The Volkswagen Type 3 (sold as Volkswagen 1500 and later Volkswagen 1600) was Volkswagen's dream successor to the Beetle and offered more space and luxury than that legendary, but already dated, Beetle.
A VW TL 'Fastback'? That was my first car. I bought it from the garage where my father's Simca 1501 Break was being serviced. The dark green VW would be fine technically. As a conscript, I paid 300 guilders for it. The car was crispy around the headlight rings, wheel rims and at the A columns. Everywhere. actually. I refined that brittleness nicely solid under the motto: “First old newspapers, then fiberglass mat, then polyester, putty and sanding, sanding and sanding and brushes.
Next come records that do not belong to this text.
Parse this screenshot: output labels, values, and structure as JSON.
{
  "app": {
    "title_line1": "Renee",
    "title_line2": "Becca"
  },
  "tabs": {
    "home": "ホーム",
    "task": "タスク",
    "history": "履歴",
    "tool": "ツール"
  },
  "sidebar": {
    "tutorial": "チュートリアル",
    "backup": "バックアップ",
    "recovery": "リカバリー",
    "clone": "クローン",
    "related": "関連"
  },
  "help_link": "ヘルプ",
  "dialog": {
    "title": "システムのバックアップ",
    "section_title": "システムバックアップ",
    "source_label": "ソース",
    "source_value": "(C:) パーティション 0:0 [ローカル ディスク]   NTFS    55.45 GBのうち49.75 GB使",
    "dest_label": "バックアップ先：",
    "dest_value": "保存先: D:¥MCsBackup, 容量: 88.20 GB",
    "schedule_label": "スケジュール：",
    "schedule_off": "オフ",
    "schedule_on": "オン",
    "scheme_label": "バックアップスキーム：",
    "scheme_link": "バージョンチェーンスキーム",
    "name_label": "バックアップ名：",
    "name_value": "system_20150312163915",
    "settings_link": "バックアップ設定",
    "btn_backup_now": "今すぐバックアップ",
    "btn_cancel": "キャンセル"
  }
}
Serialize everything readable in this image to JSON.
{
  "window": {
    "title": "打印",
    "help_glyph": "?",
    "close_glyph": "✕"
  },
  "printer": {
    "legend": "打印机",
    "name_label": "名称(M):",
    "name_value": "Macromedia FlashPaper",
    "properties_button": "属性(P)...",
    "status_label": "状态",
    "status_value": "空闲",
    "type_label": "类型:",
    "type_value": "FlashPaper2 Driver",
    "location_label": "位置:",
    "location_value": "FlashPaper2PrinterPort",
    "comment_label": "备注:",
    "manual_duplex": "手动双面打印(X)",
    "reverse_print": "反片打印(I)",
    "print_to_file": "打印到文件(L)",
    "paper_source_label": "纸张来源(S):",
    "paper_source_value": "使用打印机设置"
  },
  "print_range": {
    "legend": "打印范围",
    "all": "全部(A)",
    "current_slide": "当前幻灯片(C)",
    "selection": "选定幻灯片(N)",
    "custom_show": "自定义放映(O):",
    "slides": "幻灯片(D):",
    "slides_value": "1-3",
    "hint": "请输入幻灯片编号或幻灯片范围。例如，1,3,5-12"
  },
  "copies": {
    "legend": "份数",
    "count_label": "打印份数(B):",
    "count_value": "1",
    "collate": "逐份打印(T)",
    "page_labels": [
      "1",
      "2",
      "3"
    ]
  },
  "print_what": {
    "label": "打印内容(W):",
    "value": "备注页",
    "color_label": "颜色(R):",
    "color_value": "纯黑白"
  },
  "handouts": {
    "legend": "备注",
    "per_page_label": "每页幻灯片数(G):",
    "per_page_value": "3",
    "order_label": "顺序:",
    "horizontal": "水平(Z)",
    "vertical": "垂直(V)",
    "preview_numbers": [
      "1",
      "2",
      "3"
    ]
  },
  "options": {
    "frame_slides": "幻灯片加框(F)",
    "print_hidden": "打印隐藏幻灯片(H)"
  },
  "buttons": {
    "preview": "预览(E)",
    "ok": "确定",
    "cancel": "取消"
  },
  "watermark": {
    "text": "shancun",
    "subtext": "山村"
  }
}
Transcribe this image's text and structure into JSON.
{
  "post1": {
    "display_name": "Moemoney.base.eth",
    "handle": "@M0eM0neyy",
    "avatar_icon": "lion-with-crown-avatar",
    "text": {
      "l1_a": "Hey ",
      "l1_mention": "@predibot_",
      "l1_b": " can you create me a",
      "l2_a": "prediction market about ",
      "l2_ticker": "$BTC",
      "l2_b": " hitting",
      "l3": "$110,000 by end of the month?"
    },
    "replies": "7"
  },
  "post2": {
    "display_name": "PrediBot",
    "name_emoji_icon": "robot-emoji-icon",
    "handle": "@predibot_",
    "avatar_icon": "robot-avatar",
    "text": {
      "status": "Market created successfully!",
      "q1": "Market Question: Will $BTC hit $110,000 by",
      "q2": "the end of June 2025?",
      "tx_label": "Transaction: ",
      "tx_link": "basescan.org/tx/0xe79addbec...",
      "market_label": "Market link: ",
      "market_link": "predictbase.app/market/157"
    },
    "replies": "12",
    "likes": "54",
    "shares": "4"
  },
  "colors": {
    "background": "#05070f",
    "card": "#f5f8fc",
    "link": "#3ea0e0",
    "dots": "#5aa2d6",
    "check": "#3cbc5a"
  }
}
At the time I was proud of the result. Now I wouldn't be that anymore. I think. And a good driving TL for 150 euros? It won't be him anymore either.
The VW type 3, new but familiar
In terms of technology, this series was still Beetle based, but characteristic differences were the torsion bars that swept over the full car width and the subframe that carried the drive. The Type 3 was built from 1961 to 1973. The Fastback was presented for 1965. This new, large VW was for sale as a sedan, as a fastback and as an estate car. The cars were supplied with 1.500 and 1.600 cc engines. And those engines were naturally air-cooled four-cylinder boxers.
Only now popular again
It took quite a long time for classic enthusiasts to get their hands together for this series of Volkswagen cars sold millions of times. Now that interest is growing, it is noticeable how few Type 3s have remained. The conservative buyers bought the 'Pontons', the sedans. The practical thinkers went for the Variant (called 'squareback' in the US). That station car version was the topper with such an 43, 5% share of sales. It was also delivered behind the driver without side windows. Porsche dreamers and dynamic bon vivants bought Fastbacks.
The 1500 and 1600 were, just like Beetles, driven by cost and experience considerations by a rear-mounted air-cooled four-cylinder boxer engine with 1.493 cc and 1.584 cc, which supplied 45 and 54 hp in carburetor versions respectively. As an injector, he delivered the same power. But did he need less gas for it. From 1967 there was a choice between a manual four-speed or automatic 3 gearbox
The pancake block
Due to the Beetle concept - including the wheelbase - to maintain, Volkswagen with this model with limited development costs a large mid-range in the program, where the Ponton and the TL version both under the front cover and under the tailgate offered luggage space. The luggage spaces were not too high, but still ... The reborn boxers had their fan on the crankshaft. Therefore, the overall height of the engines was very low (approx. 48 cm). The nickname 'pancake block, pancake engine or trunk was soon born after that. By the way, the technicians came up with a well-functioning cooling system for such a 'packed' engine. In terms of cooling, the T3 with its flat oil cooler avoided a notorious Keverk ailment: the third cylinder lost its tendency to overheat.
Other than the beetle
Such a Type 3 drives very differently from a Beetle. The other torsion bar suspension and the angled rear wishbones make the ride in these Volkswagens much smoother. In addition, the VW feels 'big & mature'. For a modern 'full-sized' Dutchman, a Beetle is often a somewhat tight housing. This Fastback really feels like an 'automobile. And you look out over a nice long nose. That is always nice. In September 1968 the T3 got this longer nose. It looks good on him. And that the abbreviation TL (Touren Limousine) became popularly called “Traurige Lösung” or “Traurige Line”. Well, just look at the most recent Opel advertisement: “We Germans have no humor…”. They say so themselves.